Your objective
Among the lines of the records below, count those with the word "gruesas". Reply with that number alone.

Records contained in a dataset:
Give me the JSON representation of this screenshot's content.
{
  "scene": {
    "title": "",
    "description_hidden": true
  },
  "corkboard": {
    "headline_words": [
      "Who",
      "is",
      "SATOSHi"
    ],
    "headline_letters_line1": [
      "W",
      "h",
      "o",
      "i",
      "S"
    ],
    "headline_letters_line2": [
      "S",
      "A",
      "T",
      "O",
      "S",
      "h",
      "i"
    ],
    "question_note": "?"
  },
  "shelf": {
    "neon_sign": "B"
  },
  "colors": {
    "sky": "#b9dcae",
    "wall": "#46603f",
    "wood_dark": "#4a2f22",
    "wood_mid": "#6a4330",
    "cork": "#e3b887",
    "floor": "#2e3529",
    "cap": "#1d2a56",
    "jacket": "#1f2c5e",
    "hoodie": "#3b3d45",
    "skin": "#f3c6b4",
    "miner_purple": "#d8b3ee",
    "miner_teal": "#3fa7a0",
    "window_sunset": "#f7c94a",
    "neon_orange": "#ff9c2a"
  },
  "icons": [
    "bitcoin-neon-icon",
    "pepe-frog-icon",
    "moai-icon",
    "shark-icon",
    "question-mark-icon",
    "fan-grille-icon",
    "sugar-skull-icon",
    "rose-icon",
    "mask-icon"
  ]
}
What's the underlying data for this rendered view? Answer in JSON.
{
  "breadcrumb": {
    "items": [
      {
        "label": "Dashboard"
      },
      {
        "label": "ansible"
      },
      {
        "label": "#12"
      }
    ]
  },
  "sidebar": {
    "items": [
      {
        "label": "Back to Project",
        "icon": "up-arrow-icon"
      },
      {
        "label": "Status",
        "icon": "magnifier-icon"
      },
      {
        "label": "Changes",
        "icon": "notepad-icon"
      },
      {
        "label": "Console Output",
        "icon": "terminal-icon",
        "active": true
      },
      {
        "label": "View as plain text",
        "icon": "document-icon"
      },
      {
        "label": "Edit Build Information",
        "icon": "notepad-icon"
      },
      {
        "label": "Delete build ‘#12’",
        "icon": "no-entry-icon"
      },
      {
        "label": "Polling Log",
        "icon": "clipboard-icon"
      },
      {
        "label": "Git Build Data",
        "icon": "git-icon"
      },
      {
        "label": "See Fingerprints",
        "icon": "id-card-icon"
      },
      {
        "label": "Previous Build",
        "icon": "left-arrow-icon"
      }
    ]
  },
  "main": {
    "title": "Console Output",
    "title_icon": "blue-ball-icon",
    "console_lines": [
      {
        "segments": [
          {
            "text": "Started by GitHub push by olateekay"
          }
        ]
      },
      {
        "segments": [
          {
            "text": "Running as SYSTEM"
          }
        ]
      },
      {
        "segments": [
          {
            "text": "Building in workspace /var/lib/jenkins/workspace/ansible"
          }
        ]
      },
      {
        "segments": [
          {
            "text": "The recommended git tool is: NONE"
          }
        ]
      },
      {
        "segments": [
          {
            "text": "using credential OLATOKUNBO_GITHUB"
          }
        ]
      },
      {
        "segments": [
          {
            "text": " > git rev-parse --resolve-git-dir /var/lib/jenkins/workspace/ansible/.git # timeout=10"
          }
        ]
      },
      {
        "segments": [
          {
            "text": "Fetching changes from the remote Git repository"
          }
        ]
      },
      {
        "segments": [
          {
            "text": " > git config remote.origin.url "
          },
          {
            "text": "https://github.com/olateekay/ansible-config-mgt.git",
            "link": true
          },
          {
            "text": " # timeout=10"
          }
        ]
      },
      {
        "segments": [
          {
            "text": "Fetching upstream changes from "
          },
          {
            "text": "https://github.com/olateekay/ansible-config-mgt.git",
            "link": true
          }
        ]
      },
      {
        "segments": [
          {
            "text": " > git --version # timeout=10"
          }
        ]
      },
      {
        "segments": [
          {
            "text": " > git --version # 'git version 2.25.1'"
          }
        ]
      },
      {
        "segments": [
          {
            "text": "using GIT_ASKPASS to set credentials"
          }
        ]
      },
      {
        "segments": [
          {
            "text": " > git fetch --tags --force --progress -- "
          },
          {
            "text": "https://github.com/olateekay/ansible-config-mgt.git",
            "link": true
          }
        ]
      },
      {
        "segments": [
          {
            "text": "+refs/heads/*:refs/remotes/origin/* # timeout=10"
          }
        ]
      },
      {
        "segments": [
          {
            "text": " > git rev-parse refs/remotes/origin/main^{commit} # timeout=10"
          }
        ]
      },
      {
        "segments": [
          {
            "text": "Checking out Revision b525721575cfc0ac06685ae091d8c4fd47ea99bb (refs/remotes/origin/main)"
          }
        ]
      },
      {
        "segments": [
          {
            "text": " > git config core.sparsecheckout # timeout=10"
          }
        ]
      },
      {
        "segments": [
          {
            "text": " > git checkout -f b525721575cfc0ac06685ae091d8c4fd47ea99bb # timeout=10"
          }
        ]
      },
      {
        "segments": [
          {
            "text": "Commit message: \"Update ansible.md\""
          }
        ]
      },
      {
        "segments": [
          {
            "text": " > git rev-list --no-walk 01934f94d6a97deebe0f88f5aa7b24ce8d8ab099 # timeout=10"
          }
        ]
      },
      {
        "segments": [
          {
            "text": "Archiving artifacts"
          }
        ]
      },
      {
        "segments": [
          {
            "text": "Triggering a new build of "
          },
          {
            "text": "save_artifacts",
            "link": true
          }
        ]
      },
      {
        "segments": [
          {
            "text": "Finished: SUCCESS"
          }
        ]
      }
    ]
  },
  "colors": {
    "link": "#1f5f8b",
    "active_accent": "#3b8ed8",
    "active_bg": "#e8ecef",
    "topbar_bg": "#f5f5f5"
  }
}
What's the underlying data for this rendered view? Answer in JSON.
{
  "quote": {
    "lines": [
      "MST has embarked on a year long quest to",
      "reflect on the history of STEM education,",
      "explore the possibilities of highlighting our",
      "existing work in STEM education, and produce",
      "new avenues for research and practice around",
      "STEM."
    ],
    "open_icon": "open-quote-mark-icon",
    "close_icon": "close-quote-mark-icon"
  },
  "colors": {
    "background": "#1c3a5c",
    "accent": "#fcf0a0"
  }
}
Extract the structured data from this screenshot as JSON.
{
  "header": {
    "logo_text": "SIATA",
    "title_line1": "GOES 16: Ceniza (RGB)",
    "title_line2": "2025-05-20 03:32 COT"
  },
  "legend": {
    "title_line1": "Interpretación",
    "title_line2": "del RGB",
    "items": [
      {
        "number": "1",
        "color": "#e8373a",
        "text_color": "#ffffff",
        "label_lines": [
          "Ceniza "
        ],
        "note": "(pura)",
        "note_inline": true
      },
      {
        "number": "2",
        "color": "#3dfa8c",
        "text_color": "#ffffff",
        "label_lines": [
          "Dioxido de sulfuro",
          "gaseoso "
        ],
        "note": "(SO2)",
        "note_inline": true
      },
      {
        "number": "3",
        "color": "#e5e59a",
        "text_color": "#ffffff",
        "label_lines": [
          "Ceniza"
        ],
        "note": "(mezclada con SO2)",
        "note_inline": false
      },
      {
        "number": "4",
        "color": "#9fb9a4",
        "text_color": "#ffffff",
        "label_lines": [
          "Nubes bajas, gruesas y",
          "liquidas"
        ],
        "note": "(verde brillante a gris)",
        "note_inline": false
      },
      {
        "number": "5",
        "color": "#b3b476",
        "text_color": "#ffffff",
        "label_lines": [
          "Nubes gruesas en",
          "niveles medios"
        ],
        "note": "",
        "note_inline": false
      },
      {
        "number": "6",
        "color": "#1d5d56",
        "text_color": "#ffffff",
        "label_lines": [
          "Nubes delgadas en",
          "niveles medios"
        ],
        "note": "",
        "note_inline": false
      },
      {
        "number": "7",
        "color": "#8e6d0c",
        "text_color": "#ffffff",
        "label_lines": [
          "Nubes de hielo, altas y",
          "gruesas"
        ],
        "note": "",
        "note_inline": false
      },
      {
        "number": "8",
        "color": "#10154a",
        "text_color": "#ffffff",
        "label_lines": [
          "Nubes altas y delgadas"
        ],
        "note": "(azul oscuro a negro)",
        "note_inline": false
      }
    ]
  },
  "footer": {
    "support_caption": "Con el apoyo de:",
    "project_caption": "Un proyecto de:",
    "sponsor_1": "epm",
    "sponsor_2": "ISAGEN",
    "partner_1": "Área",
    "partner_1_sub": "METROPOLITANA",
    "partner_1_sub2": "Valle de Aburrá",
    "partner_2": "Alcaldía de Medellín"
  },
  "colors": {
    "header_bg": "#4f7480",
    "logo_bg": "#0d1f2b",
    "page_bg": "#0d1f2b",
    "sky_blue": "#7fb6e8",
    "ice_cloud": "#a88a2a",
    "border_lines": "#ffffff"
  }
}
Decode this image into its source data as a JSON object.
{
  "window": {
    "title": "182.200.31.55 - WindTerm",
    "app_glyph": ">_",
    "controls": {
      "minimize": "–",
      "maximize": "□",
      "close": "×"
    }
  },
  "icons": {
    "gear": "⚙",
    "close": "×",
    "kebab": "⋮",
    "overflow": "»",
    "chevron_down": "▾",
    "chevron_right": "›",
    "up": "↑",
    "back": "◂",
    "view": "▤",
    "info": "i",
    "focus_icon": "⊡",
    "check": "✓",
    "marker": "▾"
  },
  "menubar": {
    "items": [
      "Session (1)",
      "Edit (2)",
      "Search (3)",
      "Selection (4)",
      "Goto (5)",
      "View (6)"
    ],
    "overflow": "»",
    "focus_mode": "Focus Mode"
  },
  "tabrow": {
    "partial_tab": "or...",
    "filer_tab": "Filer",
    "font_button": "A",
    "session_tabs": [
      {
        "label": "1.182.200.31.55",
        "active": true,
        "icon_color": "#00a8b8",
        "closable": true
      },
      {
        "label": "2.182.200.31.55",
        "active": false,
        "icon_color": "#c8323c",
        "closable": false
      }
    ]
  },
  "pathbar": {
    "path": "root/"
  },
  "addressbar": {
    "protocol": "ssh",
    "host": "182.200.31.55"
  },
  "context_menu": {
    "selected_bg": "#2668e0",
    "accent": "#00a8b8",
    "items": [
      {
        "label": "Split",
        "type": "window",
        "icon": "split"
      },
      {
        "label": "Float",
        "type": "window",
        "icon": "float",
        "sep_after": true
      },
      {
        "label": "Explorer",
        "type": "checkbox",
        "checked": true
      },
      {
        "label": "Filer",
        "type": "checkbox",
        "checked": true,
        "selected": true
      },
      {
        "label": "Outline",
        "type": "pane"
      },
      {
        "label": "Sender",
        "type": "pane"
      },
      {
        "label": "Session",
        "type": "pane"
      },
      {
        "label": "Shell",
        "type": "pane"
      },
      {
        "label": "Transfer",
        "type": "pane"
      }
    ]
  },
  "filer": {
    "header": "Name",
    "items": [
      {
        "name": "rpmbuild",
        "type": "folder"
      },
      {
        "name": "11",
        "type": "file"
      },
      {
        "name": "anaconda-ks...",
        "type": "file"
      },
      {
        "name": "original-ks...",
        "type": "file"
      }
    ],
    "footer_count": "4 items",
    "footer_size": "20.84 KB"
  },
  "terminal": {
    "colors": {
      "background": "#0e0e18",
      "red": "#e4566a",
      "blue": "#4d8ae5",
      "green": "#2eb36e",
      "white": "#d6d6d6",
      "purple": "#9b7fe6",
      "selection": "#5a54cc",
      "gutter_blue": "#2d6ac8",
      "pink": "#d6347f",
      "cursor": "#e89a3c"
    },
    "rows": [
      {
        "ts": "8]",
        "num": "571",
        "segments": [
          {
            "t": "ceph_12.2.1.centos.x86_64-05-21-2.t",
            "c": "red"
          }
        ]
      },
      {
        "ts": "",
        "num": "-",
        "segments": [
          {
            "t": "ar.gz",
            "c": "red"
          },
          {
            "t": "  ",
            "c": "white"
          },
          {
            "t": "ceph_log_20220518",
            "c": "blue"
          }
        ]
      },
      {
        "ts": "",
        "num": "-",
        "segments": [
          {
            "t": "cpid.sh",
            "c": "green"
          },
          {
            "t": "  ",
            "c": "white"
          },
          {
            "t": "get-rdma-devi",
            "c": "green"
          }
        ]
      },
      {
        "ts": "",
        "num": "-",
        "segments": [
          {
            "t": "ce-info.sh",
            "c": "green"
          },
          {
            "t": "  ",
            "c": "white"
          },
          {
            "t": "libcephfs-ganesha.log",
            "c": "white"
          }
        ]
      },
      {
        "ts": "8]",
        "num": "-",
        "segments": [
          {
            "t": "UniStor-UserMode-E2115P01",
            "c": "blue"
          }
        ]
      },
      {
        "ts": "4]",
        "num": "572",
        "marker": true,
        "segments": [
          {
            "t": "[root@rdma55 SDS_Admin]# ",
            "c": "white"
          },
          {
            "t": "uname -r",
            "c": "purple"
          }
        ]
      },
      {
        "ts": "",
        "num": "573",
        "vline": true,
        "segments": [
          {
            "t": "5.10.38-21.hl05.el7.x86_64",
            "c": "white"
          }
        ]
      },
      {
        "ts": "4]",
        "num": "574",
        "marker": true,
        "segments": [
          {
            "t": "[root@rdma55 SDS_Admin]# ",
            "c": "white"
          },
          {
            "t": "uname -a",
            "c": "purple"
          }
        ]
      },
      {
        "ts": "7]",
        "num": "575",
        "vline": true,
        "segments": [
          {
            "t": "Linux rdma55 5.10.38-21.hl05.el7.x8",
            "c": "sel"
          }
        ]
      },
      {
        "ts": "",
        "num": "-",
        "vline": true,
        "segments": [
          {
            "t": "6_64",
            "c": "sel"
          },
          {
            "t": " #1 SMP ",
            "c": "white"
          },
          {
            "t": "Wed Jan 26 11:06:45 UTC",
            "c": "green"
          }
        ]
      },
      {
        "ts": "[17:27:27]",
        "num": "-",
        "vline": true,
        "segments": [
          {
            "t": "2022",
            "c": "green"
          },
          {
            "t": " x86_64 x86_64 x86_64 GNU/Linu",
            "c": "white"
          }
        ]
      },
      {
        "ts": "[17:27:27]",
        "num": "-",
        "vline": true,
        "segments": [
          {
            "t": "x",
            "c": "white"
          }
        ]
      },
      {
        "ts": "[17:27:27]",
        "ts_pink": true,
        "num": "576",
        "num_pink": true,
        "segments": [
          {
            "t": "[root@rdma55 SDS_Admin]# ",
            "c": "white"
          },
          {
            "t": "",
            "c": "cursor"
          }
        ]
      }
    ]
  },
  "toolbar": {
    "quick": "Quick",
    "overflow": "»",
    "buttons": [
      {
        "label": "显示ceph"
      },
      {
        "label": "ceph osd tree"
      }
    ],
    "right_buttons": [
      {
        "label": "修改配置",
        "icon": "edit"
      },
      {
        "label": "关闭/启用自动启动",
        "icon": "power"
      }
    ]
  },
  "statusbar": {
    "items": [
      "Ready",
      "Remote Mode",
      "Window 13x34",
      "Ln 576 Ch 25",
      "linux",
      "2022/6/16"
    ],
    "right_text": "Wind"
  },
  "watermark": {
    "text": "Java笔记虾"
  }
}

Finished task
3